Legislators are in Boise this week, starting on what, we hope, will be the people’s business. As citizens, our job extends beyond the ballot box. We voted, now it’s time to watch to see if our “representatives” will, in fact, represent us.
First, the elephant in the room: Idahoans overwhelmingly approved Proposition 2, and Bonneville County saw one of the highest passage rates in the state — garnering more votes than the legislators elected. We, the people of Idaho, turned out to make a point. And, a recent poll commissioned by Idaho Politics Weekly indicates that 72 percent of Idahoans think expanding healthcare to others is important.
However, some legislators are already talking about burdening the people’s legislation (allowed by the Idaho Constitution) with ineffective and fiscally inefficient work requirements. Luke Mayville has already done a good job of pulling up data indicating that Medicaid work requirements don’t actually do anything meaningful — other than waste money while limiting coverage to those Medicaid is designed to help.
Idahoans already voted.
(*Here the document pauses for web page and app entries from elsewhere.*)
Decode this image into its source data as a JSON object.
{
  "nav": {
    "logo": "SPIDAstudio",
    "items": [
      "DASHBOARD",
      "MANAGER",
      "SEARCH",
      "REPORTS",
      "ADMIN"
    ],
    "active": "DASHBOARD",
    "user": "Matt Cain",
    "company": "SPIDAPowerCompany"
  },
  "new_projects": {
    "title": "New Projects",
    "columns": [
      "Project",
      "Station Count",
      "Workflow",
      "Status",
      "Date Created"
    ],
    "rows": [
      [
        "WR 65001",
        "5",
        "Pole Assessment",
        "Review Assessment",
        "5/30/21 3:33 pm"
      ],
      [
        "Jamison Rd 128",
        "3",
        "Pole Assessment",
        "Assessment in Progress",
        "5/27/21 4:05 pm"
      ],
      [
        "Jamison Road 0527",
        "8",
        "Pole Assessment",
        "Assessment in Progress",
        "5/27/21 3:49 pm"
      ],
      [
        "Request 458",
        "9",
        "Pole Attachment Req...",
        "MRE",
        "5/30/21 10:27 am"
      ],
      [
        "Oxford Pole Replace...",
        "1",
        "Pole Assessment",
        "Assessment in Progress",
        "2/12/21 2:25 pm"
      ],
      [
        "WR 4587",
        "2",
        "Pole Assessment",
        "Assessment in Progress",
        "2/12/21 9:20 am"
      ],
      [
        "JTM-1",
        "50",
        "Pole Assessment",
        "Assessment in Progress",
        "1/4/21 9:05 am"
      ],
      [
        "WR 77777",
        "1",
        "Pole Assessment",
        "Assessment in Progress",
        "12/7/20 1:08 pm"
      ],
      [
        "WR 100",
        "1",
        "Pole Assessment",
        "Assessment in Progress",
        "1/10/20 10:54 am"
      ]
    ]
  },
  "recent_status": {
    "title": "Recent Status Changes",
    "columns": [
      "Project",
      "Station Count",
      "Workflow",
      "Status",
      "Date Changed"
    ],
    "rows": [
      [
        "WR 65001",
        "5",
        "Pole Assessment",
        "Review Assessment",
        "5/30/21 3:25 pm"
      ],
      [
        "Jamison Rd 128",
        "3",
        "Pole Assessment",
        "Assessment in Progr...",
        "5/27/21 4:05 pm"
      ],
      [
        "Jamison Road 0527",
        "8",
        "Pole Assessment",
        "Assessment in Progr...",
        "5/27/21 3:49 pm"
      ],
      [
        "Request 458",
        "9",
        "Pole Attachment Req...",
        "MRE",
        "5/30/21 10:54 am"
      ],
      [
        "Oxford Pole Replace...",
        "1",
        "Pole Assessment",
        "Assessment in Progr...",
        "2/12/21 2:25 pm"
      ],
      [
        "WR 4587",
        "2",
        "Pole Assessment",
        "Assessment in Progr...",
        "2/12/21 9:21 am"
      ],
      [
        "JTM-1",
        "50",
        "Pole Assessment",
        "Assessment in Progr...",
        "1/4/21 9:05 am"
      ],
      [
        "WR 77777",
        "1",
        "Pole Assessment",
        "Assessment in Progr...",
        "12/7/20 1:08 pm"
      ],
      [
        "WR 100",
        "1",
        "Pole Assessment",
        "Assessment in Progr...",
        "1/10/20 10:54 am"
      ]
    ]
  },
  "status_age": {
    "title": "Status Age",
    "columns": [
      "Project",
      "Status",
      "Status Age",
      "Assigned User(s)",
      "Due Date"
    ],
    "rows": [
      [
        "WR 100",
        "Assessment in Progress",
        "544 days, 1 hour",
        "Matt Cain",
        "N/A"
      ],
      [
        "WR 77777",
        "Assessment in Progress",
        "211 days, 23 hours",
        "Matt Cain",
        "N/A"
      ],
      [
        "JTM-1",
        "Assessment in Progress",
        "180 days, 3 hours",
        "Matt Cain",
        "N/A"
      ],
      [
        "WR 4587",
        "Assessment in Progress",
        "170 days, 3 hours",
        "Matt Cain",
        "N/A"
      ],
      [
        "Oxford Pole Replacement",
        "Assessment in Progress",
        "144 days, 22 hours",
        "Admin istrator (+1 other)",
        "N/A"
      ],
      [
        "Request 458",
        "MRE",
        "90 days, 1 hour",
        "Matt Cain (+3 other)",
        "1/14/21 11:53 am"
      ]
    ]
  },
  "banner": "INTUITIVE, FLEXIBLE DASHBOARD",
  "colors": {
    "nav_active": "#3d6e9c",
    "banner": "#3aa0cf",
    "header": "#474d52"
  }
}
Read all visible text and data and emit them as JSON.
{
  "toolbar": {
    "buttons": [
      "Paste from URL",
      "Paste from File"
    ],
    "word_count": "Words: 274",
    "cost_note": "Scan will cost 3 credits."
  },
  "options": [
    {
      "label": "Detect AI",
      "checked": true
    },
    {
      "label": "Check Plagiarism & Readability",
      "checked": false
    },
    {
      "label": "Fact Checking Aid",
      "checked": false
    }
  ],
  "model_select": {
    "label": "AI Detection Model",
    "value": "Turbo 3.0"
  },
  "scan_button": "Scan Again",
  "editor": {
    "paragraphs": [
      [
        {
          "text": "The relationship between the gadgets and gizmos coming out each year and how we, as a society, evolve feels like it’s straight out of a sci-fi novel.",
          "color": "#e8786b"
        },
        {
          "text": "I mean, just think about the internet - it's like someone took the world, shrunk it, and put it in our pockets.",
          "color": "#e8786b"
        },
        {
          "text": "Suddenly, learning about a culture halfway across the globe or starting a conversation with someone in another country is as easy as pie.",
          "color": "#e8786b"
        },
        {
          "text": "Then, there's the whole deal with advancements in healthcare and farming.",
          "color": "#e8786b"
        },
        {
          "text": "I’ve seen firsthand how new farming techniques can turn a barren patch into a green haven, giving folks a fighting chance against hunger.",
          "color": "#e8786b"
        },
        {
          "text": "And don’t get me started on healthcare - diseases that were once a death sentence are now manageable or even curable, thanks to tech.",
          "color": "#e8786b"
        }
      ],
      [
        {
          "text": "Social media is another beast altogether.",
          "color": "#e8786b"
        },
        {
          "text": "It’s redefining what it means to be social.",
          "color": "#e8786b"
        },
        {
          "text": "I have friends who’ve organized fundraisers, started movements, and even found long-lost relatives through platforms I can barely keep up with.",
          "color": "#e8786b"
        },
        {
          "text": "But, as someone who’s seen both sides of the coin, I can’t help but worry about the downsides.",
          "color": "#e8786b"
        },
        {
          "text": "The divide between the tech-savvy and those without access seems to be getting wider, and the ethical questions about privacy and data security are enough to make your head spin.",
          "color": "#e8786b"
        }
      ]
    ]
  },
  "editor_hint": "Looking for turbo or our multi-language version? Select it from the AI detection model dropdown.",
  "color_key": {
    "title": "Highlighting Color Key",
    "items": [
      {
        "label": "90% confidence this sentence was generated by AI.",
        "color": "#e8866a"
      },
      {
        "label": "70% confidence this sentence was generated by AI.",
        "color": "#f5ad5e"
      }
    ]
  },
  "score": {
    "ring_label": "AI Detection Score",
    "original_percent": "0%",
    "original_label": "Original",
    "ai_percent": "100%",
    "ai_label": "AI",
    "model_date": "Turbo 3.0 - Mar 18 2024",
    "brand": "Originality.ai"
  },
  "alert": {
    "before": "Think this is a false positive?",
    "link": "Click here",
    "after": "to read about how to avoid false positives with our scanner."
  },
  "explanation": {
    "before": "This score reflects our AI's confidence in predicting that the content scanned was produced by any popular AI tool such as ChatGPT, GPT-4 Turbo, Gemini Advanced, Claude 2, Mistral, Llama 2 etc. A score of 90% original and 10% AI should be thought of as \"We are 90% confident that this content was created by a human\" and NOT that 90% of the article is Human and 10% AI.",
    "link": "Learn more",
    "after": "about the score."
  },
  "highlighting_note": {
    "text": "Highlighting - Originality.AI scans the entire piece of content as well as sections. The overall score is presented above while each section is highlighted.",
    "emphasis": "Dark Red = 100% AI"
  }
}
Let’s not turn our Idaho approach into a failed approach used by those in other states.
But as much as we need to watch our legislators for what they do to implement Proposition 2 like we asked for, there will be other issues that will impact us, and we can’t let the fight over getting our “representatives” to actually represent us on one issue overshadow other things that matter to us.
In past years, the Legislature has made power grabs, limiting local control over such issues as sales tax. We also need to watch what has become a perennial refusal by the Legislature to adequately address the educational needs of our children. Plus, let’s not forget that our “representatives” still allow Idaho law to support discrimination against hundreds of our LGBTQ+ citizens.
Additionally, we must remain on watch, lest our legislators sell off our public lands and limit our access to hunting, fishing, camping and hiking. These activities were highlights of my youth in Idaho and are memory-building opportunities for my son and me. Unfortunately, our legislators have shown themselves willing to engage in short-term enrichment over the long-term cultivation of a public outdoors as one of our best resources.
If we don’t start paying attention and holding our legislators accountable for the things they do in Boise, we’ll continue to wonder why with such a great economy, so many Idahoans have to work two or three jobs to make ends meet. Right here in Bonneville County, we have one of the state’s highest rates of working people living in or near poverty.
So, what do we care about? What should we ask our representatives to work on? On Saturday, January 12, at 12 p.m., various groups in the area will share their legislative priorities. We’ll be hosting this legislative preview at the CEI Healthcare Education Building in room 6163. We invite you to join us.